What this task involves —
Needed from the data below: all lines that contain the word "BOPP".

Supplied data —
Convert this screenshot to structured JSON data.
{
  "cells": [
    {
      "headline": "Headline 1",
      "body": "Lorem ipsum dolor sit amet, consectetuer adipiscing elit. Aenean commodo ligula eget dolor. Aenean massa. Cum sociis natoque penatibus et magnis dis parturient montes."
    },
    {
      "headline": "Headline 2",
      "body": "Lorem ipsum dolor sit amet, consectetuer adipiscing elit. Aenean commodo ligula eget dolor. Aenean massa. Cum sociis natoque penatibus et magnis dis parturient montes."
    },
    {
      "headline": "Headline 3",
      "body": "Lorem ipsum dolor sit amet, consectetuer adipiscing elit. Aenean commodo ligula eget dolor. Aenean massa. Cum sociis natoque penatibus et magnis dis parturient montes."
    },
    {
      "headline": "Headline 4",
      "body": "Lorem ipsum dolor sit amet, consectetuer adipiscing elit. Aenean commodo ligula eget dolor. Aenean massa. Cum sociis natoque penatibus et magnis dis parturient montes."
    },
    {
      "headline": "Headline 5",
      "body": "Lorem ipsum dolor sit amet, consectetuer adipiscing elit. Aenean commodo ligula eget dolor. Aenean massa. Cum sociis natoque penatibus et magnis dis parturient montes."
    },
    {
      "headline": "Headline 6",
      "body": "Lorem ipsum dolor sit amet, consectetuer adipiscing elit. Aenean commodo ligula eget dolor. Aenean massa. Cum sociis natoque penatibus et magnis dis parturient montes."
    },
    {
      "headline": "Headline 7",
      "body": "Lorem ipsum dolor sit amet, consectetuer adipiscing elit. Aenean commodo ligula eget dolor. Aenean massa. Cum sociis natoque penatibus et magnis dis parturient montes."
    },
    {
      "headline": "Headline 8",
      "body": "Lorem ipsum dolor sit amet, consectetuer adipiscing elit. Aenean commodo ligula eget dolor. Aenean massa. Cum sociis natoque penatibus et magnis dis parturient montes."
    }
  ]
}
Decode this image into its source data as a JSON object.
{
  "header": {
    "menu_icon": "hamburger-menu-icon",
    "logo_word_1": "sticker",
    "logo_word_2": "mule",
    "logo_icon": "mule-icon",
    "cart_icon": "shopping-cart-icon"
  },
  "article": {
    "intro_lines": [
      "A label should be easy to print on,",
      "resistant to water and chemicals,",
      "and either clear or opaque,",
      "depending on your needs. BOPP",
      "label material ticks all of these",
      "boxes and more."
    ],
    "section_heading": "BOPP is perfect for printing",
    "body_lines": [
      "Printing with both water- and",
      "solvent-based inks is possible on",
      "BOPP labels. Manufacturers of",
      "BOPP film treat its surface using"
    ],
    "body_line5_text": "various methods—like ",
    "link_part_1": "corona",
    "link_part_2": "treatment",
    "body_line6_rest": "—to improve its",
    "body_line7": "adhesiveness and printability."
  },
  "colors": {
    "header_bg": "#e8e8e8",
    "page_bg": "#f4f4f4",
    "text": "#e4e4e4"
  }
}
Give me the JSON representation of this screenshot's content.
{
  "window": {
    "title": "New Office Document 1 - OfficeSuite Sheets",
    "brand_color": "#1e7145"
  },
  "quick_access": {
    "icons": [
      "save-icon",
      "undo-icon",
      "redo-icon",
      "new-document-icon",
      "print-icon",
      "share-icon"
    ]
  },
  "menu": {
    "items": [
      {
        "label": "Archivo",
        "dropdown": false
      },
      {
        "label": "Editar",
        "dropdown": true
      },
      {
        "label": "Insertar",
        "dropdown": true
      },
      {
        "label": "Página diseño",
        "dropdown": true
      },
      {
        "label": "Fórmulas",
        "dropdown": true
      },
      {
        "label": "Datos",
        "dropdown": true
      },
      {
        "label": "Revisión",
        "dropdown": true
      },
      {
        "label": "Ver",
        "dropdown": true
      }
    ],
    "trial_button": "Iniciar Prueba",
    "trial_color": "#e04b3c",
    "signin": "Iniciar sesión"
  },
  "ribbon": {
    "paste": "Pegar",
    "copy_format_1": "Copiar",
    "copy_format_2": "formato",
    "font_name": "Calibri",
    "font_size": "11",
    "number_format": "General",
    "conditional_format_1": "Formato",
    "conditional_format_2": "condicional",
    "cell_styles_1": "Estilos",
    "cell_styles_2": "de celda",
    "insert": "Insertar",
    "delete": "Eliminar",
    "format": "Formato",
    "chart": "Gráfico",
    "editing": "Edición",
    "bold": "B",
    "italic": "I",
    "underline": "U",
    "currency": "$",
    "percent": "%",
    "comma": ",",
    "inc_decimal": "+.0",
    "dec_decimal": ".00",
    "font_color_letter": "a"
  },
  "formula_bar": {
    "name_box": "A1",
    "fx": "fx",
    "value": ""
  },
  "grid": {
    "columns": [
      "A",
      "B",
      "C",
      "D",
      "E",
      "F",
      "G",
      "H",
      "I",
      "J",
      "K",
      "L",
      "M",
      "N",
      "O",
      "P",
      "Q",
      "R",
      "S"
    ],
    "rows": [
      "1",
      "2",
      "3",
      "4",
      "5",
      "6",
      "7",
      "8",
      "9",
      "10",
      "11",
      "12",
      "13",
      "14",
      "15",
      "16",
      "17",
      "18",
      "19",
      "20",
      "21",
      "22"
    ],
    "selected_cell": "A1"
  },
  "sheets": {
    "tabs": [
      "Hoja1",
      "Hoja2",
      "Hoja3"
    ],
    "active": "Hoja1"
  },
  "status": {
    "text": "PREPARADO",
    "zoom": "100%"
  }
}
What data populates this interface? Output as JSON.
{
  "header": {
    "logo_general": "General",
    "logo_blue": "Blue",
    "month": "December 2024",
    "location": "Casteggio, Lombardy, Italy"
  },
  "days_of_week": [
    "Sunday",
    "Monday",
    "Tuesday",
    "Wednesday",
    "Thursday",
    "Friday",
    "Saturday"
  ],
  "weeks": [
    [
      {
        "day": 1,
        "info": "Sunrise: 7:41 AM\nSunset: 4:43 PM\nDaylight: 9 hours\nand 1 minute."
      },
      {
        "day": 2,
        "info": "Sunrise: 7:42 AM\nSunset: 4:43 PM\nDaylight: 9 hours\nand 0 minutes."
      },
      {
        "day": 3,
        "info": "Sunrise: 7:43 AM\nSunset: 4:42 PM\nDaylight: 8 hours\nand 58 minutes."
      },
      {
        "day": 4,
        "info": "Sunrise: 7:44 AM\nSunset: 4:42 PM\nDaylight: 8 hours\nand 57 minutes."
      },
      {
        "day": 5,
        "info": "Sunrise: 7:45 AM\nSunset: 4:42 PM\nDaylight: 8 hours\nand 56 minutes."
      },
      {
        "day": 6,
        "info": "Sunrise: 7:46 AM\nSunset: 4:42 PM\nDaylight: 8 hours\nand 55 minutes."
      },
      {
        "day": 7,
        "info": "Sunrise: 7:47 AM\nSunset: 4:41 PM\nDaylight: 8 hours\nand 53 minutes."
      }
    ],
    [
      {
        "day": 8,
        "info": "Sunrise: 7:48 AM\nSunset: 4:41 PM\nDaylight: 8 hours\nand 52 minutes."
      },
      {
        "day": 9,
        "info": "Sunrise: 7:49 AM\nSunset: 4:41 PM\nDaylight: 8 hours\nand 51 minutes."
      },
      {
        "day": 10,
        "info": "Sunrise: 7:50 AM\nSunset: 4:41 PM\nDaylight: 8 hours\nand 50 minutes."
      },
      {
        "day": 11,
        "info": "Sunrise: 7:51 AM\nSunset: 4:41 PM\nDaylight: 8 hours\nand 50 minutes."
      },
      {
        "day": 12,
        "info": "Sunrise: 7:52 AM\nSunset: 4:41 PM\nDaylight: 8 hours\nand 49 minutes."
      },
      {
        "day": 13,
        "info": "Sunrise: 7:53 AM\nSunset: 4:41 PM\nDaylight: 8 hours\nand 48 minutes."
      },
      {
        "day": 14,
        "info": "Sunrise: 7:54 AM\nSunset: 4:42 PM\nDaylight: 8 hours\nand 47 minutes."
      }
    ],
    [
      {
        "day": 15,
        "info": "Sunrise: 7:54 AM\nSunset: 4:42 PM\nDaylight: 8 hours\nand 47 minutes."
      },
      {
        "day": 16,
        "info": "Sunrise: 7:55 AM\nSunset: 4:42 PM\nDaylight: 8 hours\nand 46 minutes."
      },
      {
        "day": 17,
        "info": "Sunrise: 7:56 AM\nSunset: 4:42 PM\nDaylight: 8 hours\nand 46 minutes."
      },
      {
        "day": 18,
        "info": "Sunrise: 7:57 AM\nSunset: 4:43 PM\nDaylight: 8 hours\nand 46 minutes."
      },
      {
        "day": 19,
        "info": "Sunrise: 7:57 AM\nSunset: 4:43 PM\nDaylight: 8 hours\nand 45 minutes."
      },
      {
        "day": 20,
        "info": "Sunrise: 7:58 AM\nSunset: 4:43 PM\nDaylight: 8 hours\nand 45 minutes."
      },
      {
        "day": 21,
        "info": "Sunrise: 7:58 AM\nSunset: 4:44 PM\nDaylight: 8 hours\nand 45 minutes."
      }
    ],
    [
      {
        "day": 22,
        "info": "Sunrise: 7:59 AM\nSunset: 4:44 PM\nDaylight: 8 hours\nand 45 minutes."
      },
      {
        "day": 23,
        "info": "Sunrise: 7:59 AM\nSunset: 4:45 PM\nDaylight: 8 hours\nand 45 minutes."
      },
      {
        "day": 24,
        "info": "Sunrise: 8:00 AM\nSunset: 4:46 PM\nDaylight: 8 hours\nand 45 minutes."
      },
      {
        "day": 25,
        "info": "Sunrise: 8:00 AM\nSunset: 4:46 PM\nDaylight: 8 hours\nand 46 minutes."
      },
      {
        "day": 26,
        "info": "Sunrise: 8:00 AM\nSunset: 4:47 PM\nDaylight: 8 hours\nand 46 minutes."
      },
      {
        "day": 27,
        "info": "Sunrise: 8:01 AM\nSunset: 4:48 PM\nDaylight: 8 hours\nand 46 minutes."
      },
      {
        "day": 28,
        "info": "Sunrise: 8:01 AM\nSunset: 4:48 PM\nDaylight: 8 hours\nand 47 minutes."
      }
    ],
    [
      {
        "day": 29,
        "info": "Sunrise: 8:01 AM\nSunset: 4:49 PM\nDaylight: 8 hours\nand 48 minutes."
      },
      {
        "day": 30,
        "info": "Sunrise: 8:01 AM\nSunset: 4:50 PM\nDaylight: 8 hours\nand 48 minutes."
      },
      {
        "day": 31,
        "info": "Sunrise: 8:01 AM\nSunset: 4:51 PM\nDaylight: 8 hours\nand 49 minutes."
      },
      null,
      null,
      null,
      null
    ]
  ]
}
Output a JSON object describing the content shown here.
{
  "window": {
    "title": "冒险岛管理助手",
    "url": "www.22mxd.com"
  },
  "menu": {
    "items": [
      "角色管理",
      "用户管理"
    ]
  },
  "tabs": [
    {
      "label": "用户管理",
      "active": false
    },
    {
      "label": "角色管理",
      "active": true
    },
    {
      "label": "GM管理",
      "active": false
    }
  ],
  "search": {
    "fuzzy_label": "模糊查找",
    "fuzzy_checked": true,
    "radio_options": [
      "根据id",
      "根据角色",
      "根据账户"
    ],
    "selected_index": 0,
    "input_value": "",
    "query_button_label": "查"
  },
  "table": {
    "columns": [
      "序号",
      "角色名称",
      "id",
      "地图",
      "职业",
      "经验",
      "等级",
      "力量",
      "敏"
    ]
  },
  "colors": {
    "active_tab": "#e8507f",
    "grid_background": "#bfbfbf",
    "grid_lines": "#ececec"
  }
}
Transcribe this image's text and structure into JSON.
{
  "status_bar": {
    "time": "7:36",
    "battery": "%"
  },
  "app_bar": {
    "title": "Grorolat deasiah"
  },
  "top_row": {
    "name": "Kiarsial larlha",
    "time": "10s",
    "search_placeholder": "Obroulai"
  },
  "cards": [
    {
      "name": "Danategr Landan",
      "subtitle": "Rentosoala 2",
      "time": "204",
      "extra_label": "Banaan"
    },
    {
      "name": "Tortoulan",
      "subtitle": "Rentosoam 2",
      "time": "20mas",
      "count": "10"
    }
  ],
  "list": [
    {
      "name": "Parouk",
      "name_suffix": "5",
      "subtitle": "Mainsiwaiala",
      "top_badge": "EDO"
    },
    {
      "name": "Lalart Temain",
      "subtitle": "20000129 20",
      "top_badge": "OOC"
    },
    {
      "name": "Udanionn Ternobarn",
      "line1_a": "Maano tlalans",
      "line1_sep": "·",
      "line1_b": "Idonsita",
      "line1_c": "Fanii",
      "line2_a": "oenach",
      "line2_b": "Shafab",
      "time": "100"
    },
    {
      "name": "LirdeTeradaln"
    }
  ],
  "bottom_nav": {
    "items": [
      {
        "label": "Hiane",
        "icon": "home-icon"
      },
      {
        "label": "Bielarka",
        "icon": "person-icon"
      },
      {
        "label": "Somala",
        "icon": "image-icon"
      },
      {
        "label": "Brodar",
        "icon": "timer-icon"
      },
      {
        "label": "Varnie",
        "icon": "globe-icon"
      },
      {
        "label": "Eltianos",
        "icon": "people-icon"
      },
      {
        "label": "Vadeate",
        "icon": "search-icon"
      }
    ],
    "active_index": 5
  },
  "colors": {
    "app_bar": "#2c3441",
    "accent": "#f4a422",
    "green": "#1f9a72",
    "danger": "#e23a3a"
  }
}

Expected output —
      "depending on your needs. BOPP",
    "section_heading": "BOPP is perfect for printing",
      "BOPP labels. Manufacturers of",
      "BOPP film treat its surface using"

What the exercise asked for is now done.